Exercise description -
Using the records below, locate all lines containing "border" and return them.

Material for the task -
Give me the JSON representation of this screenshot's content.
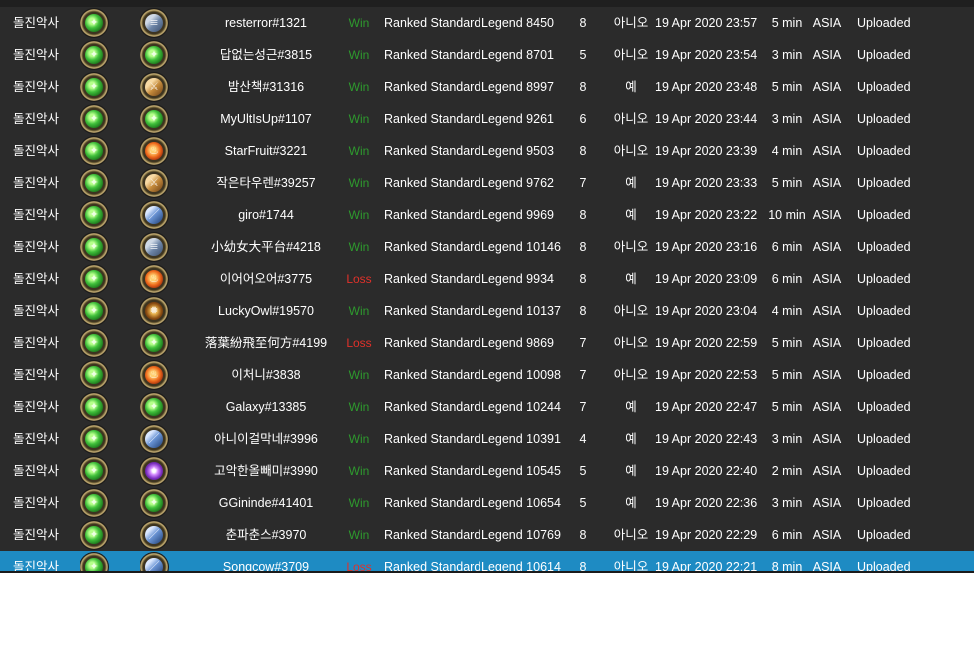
{
  "rows": [
    {
      "hero": "돌진악사",
      "hero_icon": "green-orb-icon",
      "opponent_icon": "scroll-icon",
      "player": "resterror#1321",
      "result": "Win",
      "mode": "Ranked Standard",
      "rank": "Legend 8450",
      "turns": "8",
      "coin": "아니오",
      "date": "19 Apr 2020 23:57",
      "duration": "5 min",
      "region": "ASIA",
      "status": "Uploaded"
    },
    {
      "hero": "돌진악사",
      "hero_icon": "green-orb-icon",
      "opponent_icon": "green-orb-icon",
      "player": "답없는성근#3815",
      "result": "Win",
      "mode": "Ranked Standard",
      "rank": "Legend 8701",
      "turns": "5",
      "coin": "아니오",
      "date": "19 Apr 2020 23:54",
      "duration": "3 min",
      "region": "ASIA",
      "status": "Uploaded"
    },
    {
      "hero": "돌진악사",
      "hero_icon": "green-orb-icon",
      "opponent_icon": "sword-icon",
      "player": "밤산책#31316",
      "result": "Win",
      "mode": "Ranked Standard",
      "rank": "Legend 8997",
      "turns": "8",
      "coin": "예",
      "date": "19 Apr 2020 23:48",
      "duration": "5 min",
      "region": "ASIA",
      "status": "Uploaded"
    },
    {
      "hero": "돌진악사",
      "hero_icon": "green-orb-icon",
      "opponent_icon": "green-orb-icon",
      "player": "MyUltIsUp#1107",
      "result": "Win",
      "mode": "Ranked Standard",
      "rank": "Legend 9261",
      "turns": "6",
      "coin": "아니오",
      "date": "19 Apr 2020 23:44",
      "duration": "3 min",
      "region": "ASIA",
      "status": "Uploaded"
    },
    {
      "hero": "돌진악사",
      "hero_icon": "green-orb-icon",
      "opponent_icon": "fire-icon",
      "player": "StarFruit#3221",
      "result": "Win",
      "mode": "Ranked Standard",
      "rank": "Legend 9503",
      "turns": "8",
      "coin": "아니오",
      "date": "19 Apr 2020 23:39",
      "duration": "4 min",
      "region": "ASIA",
      "status": "Uploaded"
    },
    {
      "hero": "돌진악사",
      "hero_icon": "green-orb-icon",
      "opponent_icon": "sword-icon",
      "player": "작은타우렌#39257",
      "result": "Win",
      "mode": "Ranked Standard",
      "rank": "Legend 9762",
      "turns": "7",
      "coin": "예",
      "date": "19 Apr 2020 23:33",
      "duration": "5 min",
      "region": "ASIA",
      "status": "Uploaded"
    },
    {
      "hero": "돌진악사",
      "hero_icon": "green-orb-icon",
      "opponent_icon": "blade-icon",
      "player": "giro#1744",
      "result": "Win",
      "mode": "Ranked Standard",
      "rank": "Legend 9969",
      "turns": "8",
      "coin": "예",
      "date": "19 Apr 2020 23:22",
      "duration": "10 min",
      "region": "ASIA",
      "status": "Uploaded"
    },
    {
      "hero": "돌진악사",
      "hero_icon": "green-orb-icon",
      "opponent_icon": "scroll-icon",
      "player": "小幼女大平台#4218",
      "result": "Win",
      "mode": "Ranked Standard",
      "rank": "Legend 10146",
      "turns": "8",
      "coin": "아니오",
      "date": "19 Apr 2020 23:16",
      "duration": "6 min",
      "region": "ASIA",
      "status": "Uploaded"
    },
    {
      "hero": "돌진악사",
      "hero_icon": "green-orb-icon",
      "opponent_icon": "fire-icon",
      "player": "이어어오어#3775",
      "result": "Loss",
      "mode": "Ranked Standard",
      "rank": "Legend 9934",
      "turns": "8",
      "coin": "예",
      "date": "19 Apr 2020 23:09",
      "duration": "6 min",
      "region": "ASIA",
      "status": "Uploaded"
    },
    {
      "hero": "돌진악사",
      "hero_icon": "green-orb-icon",
      "opponent_icon": "beast-icon",
      "player": "LuckyOwl#19570",
      "result": "Win",
      "mode": "Ranked Standard",
      "rank": "Legend 10137",
      "turns": "8",
      "coin": "아니오",
      "date": "19 Apr 2020 23:04",
      "duration": "4 min",
      "region": "ASIA",
      "status": "Uploaded"
    },
    {
      "hero": "돌진악사",
      "hero_icon": "green-orb-icon",
      "opponent_icon": "green-orb-icon",
      "player": "落葉紛飛至何方#4199",
      "result": "Loss",
      "mode": "Ranked Standard",
      "rank": "Legend 9869",
      "turns": "7",
      "coin": "아니오",
      "date": "19 Apr 2020 22:59",
      "duration": "5 min",
      "region": "ASIA",
      "status": "Uploaded"
    },
    {
      "hero": "돌진악사",
      "hero_icon": "green-orb-icon",
      "opponent_icon": "fire-icon",
      "player": "이처니#3838",
      "result": "Win",
      "mode": "Ranked Standard",
      "rank": "Legend 10098",
      "turns": "7",
      "coin": "아니오",
      "date": "19 Apr 2020 22:53",
      "duration": "5 min",
      "region": "ASIA",
      "status": "Uploaded"
    },
    {
      "hero": "돌진악사",
      "hero_icon": "green-orb-icon",
      "opponent_icon": "green-orb-icon",
      "player": "Galaxy#13385",
      "result": "Win",
      "mode": "Ranked Standard",
      "rank": "Legend 10244",
      "turns": "7",
      "coin": "예",
      "date": "19 Apr 2020 22:47",
      "duration": "5 min",
      "region": "ASIA",
      "status": "Uploaded"
    },
    {
      "hero": "돌진악사",
      "hero_icon": "green-orb-icon",
      "opponent_icon": "blade-icon",
      "player": "아니이걸막네#3996",
      "result": "Win",
      "mode": "Ranked Standard",
      "rank": "Legend 10391",
      "turns": "4",
      "coin": "예",
      "date": "19 Apr 2020 22:43",
      "duration": "3 min",
      "region": "ASIA",
      "status": "Uploaded"
    },
    {
      "hero": "돌진악사",
      "hero_icon": "green-orb-icon",
      "opponent_icon": "arcane-icon",
      "player": "고악한올빼미#3990",
      "result": "Win",
      "mode": "Ranked Standard",
      "rank": "Legend 10545",
      "turns": "5",
      "coin": "예",
      "date": "19 Apr 2020 22:40",
      "duration": "2 min",
      "region": "ASIA",
      "status": "Uploaded"
    },
    {
      "hero": "돌진악사",
      "hero_icon": "green-orb-icon",
      "opponent_icon": "green-orb-icon",
      "player": "GGininde#41401",
      "result": "Win",
      "mode": "Ranked Standard",
      "rank": "Legend 10654",
      "turns": "5",
      "coin": "예",
      "date": "19 Apr 2020 22:36",
      "duration": "3 min",
      "region": "ASIA",
      "status": "Uploaded"
    },
    {
      "hero": "돌진악사",
      "hero_icon": "green-orb-icon",
      "opponent_icon": "blade-icon",
      "player": "춘파춘스#3970",
      "result": "Win",
      "mode": "Ranked Standard",
      "rank": "Legend 10769",
      "turns": "8",
      "coin": "아니오",
      "date": "19 Apr 2020 22:29",
      "duration": "6 min",
      "region": "ASIA",
      "status": "Uploaded"
    },
    {
      "hero": "돌진악사",
      "hero_icon": "green-orb-icon",
      "opponent_icon": "blade-icon",
      "player": "Songcow#3709",
      "result": "Loss",
      "mode": "Ranked Standard",
      "rank": "Legend 10614",
      "turns": "8",
      "coin": "아니오",
      "date": "19 Apr 2020 22:21",
      "duration": "8 min",
      "region": "ASIA",
      "status": "Uploaded",
      "selected": true
    }
  ]
}
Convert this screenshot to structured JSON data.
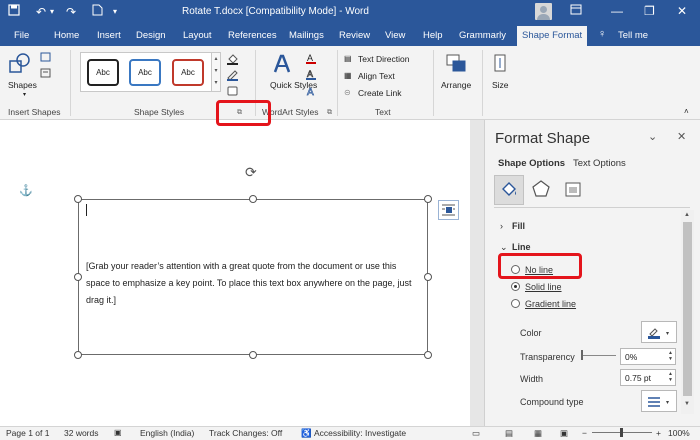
{
  "titlebar": {
    "title": "Rotate T.docx  [Compatibility Mode]  -  Word",
    "window_controls": {
      "minimize": "—",
      "restore": "❐",
      "close": "✕"
    },
    "qat_icons": [
      "save-icon",
      "undo-icon",
      "redo-icon",
      "new-doc-icon",
      "customize-qat-icon"
    ]
  },
  "tabs": [
    "File",
    "Home",
    "Insert",
    "Design",
    "Layout",
    "References",
    "Mailings",
    "Review",
    "View",
    "Help",
    "Grammarly",
    "Shape Format"
  ],
  "active_tab": "Shape Format",
  "tell_me": "Tell me",
  "ribbon": {
    "insert_shapes": {
      "shapes_label": "Shapes",
      "group_label": "Insert Shapes"
    },
    "shape_styles": {
      "samples": [
        {
          "text": "Abc",
          "border": "#222222"
        },
        {
          "text": "Abc",
          "border": "#3a78c2"
        },
        {
          "text": "Abc",
          "border": "#c0392b"
        }
      ],
      "group_label": "Shape Styles"
    },
    "wordart": {
      "quick_styles_label": "Quick Styles",
      "group_label": "WordArt Styles"
    },
    "text": {
      "text_direction": "Text Direction",
      "align_text": "Align Text",
      "create_link": "Create Link",
      "group_label": "Text"
    },
    "arrange_label": "Arrange",
    "size_label": "Size"
  },
  "document": {
    "quote": "[Grab your reader’s attention with a great quote from the document or use this space to emphasize a key point. To place this text box anywhere on the page, just drag it.]"
  },
  "format_pane": {
    "title": "Format Shape",
    "tabs": [
      "Shape Options",
      "Text Options"
    ],
    "sections": {
      "fill": "Fill",
      "line": "Line"
    },
    "line_options": [
      {
        "label": "No line",
        "selected": false
      },
      {
        "label": "Solid line",
        "selected": true
      },
      {
        "label": "Gradient line",
        "selected": false
      }
    ],
    "props": {
      "color": "Color",
      "transparency": "Transparency",
      "transparency_value": "0%",
      "width": "Width",
      "width_value": "0.75 pt",
      "compound_type": "Compound type"
    },
    "colors": {
      "line_color_swatch": "#2b579a"
    }
  },
  "statusbar": {
    "page": "Page 1 of 1",
    "words": "32 words",
    "language": "English (India)",
    "track_changes": "Track Changes: Off",
    "accessibility": "Accessibility: Investigate",
    "zoom": "100%"
  },
  "highlight_color": "#e4141b"
}
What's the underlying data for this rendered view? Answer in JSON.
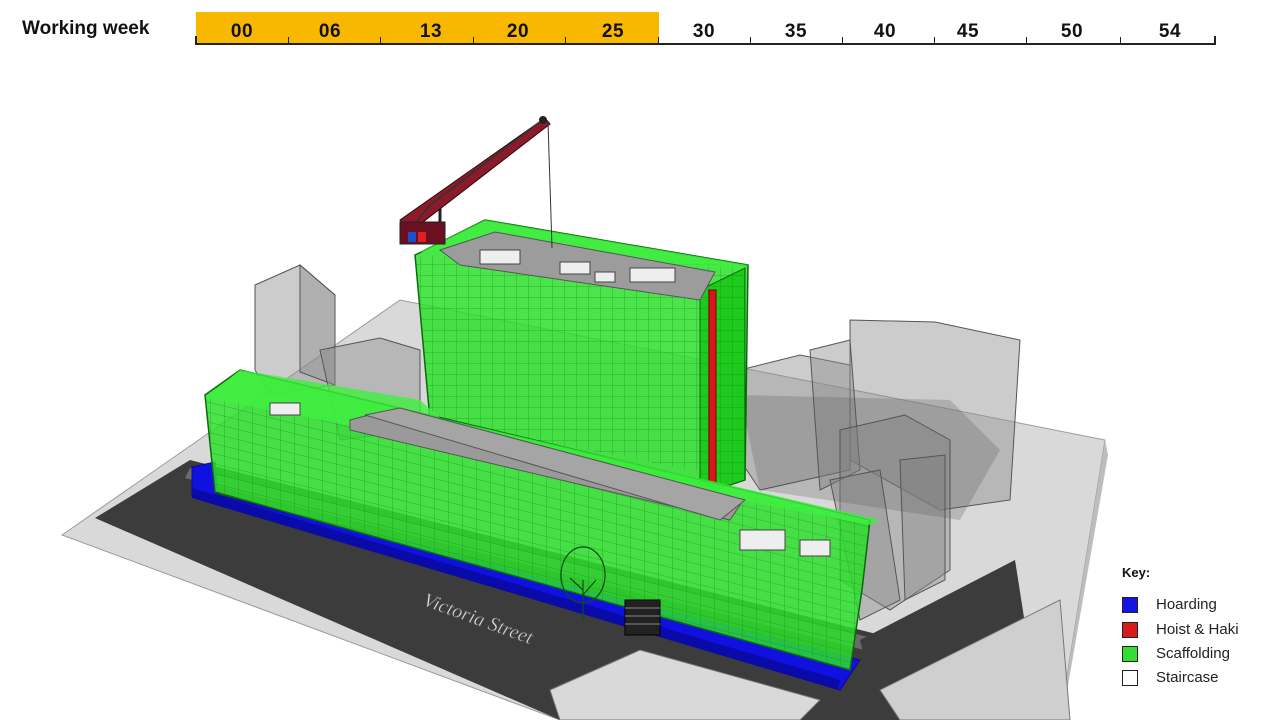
{
  "timeline": {
    "title": "Working week",
    "highlight_color": "#f9b800",
    "weeks": [
      "00",
      "06",
      "13",
      "20",
      "25",
      "30",
      "35",
      "40",
      "45",
      "50",
      "54"
    ],
    "completed_through": "25"
  },
  "scene": {
    "street_label": "Victoria Street",
    "colors": {
      "hoarding": "#1010e0",
      "hoist": "#d81818",
      "scaffolding": "#22dd22",
      "context_buildings": "#8a8a8a",
      "road": "#3a3a3a",
      "ground": "#d6d6d6"
    },
    "icons": [
      "crane-icon",
      "tree-icon",
      "staircase-icon"
    ]
  },
  "key": {
    "title": "Key:",
    "items": [
      {
        "label": "Hoarding",
        "color": "#1414e6"
      },
      {
        "label": "Hoist & Haki",
        "color": "#d41c1c"
      },
      {
        "label": "Scaffolding",
        "color": "#33dd33"
      },
      {
        "label": "Staircase",
        "color": "#ffffff"
      }
    ]
  }
}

Problem solution -
          "border": "#222222"
          "border": "#3a78c2"
          "border": "#c0392b"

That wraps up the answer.